Reporter April Ryan Called Out Trump In A Fiery Op-Ed For ‘The Washington Post’

by Caitlin Cruz
Cindy Ord/Getty Images Entertainment/Getty Images

After a week of enduring what many have called racist tweets and comments, CNN analyst April Ryan called out President Donald Trump for how he treats women of color in an op-ed for The Washington Post published on Saturday. "Though there’s hardly anyone — from his predecessors to senators in his own party — he won’t try to shout down with ad hominem insults, Trump relishes, and injects venom into, verbal attacks against women of color," Ryan wrote. Bustle has reached out to the White House for comment.

Ryan recalled Trump's exchange with PBS's News Hour Yamiche Alcindor. On Wednesday Alcindor asked Trump if he thought his words were "emboldening white nationalists." In reply, Trump said, "That's such a racist question."

Recently, Trump has also called Democratic Florida gubernatorial candidate Andrew Gillum "a thief," and alleged that the caravan of migrants slowly making its way through Mexico in efforts to seek asylum in the U.S. was filled with "criminals." (Weirdly enough, the caravan largely stopped being discussed after Tuesday's midterm elections.)

On Friday, Abby Phillip of CNN asked Trump if he would ask Matt Whitaker — former Attorney General Jeff Sessions' chief of staff who had recently been elevated to his boss's gig — to "rein in" the investigation by special counsel Robert Mueller. Trump responded by calling Phillip's question "stupid" multiple times. "What a stupid question that is. What a stupid question. But I watch you a lot, you ask a lot of stupid questions," he said.

Ryan said Trump's comments paint a clear picture of the situation. "He leaves little doubt about what he really thinks of us," she wrote.

Ryan said Trump's multiple public feuds with black women are "an unmistakable pattern" in his conduct: "Trump telegraphed that there’s something about being questioned by a black woman that he can’t abide. One or two of these instances might only leave you scratching your head.

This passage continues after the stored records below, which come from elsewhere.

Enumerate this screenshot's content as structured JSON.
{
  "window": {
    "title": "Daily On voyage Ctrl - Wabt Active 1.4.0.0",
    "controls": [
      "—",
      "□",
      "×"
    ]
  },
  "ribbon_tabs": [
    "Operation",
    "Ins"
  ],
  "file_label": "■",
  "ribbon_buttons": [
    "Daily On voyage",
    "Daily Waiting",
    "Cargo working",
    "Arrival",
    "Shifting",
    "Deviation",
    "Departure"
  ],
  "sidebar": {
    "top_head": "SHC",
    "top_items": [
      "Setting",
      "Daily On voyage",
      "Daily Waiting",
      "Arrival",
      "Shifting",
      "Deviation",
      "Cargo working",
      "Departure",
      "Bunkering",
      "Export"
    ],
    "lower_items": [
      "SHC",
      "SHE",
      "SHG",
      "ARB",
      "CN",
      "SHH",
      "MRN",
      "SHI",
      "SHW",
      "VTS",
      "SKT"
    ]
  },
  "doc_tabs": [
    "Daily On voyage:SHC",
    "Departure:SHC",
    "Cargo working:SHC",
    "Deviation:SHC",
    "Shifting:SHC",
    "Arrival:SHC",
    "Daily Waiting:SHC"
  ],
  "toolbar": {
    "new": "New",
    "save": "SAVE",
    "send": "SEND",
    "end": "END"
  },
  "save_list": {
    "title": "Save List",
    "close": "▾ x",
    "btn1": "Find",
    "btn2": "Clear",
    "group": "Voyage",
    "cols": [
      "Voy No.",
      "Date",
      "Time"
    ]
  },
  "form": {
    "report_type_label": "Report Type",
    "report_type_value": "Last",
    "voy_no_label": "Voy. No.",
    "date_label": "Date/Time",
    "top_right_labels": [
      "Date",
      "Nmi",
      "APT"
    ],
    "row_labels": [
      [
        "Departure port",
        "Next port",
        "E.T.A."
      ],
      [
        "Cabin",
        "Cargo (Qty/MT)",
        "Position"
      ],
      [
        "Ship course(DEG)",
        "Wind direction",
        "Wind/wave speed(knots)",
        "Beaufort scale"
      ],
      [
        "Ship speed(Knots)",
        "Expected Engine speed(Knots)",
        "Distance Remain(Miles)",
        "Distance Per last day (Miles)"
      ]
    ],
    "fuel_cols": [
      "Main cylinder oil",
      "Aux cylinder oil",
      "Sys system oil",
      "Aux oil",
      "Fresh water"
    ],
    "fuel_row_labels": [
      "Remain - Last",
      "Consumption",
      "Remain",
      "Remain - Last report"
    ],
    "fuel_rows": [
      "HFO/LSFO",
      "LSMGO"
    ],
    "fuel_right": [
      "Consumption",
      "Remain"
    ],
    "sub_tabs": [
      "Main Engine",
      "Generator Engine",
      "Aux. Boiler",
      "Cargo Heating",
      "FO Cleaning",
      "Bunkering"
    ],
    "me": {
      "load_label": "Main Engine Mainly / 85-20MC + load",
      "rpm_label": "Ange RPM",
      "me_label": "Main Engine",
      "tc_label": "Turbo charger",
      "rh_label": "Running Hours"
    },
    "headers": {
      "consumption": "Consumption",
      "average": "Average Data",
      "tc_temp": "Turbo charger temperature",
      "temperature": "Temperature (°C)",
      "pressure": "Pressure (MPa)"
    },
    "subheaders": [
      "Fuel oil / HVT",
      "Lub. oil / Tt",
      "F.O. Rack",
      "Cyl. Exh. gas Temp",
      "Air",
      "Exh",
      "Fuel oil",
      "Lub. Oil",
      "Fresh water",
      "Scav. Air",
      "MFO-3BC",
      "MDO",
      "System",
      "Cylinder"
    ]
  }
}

But we’ve reached the point where it’s an unmistakable pattern."

As Ryan chronicled, the president said California Rep. Maxine Waters has a "low I.Q.," and he called Stacey Abrams, a Democratic gubernatorial candidate in Georgia who graduated from Yale Law School, "not qualified."

Ryan then stated the obvious: No one should have to endure insults or racist comments at work. "I'm confident that all of us, including the African American women covering this White House, will continue to do our jobs no matter how we’re treated by President Trump. But we shouldn’t have to put up with the kind of treatment we received this week," she wrote.

Ryan wrote that she knew what a privilege it was to be chronicling history. "Every day, I try to remember that, to the best of my knowledge of my family’s history, I am only five generations removed from the last known member of my family to be enslaved, Joseph Dollar Brown, who was sold on the auction block in North Carolina," she wrote.

It's her duty to cover any presidency accurately and fairly, Ryan wrote. "And I carry that knowledge with me, because I owe it to him to cover the presidency the best way I know how, no matter how much pushback I get," she wrote.

Most importantly, Ryan said that she will not stop asking the hard questions. "As a black female journalist, I'm going to keep asking it and continue seeking answers," she wrote. "That's my job, and I am up for it."